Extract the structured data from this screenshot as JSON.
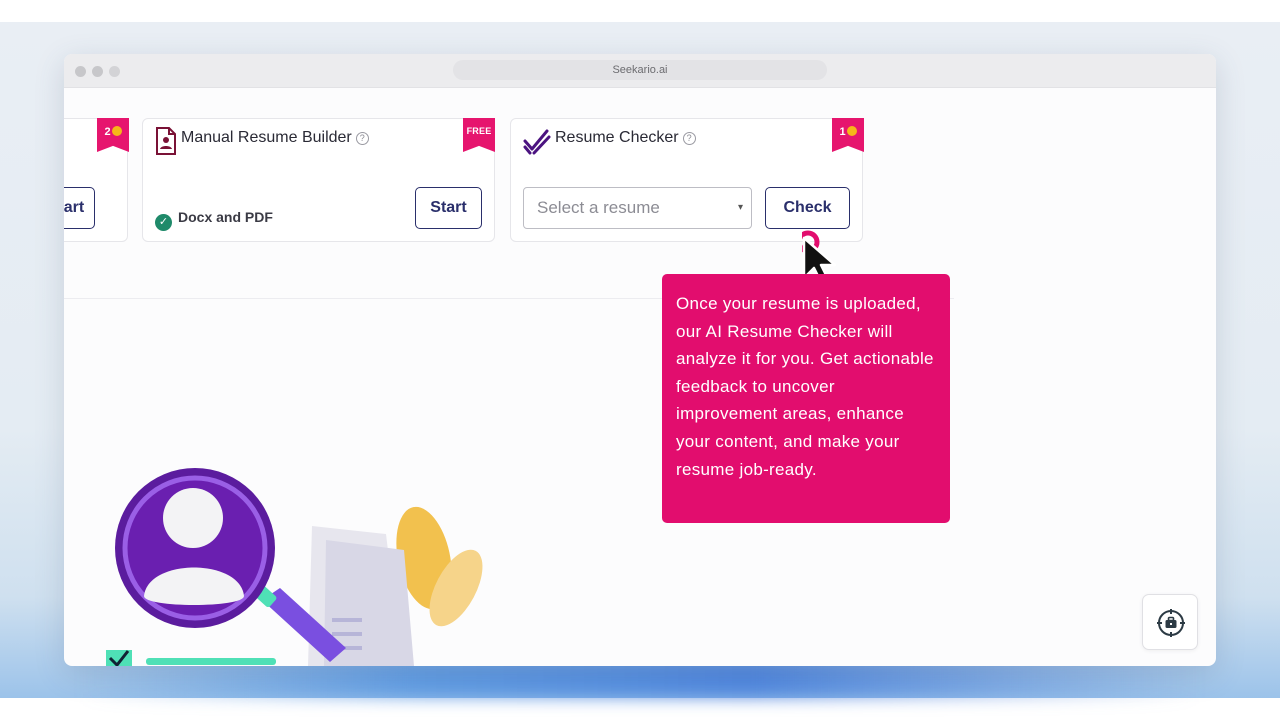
{
  "window": {
    "url": "Seekario.ai"
  },
  "cards": {
    "partial": {
      "badge": "2",
      "start_label": "Start"
    },
    "manual": {
      "title": "Manual Resume Builder",
      "badge": "FREE",
      "format": "Docx and PDF",
      "start_label": "Start"
    },
    "checker": {
      "title": "Resume Checker",
      "badge": "1",
      "select_placeholder": "Select a resume",
      "check_label": "Check"
    }
  },
  "tooltip": {
    "text": "Once your resume is uploaded, our AI Resume Checker will analyze it for you. Get actionable feedback to uncover improvement areas, enhance your content, and make your resume job-ready."
  },
  "colors": {
    "accent_pink": "#e20d6e",
    "button_navy": "#2a2f6b",
    "coin_gold": "#f6b619",
    "success_green": "#1f8a6a",
    "illustration_purple": "#6b1fa8"
  },
  "icons": [
    "document-icon",
    "double-check-icon",
    "help-icon",
    "check-circle-icon",
    "chevron-down-icon",
    "cursor-icon",
    "briefcase-help-icon"
  ]
}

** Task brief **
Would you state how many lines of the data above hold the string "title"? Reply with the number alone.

** Answer to this exercise **
2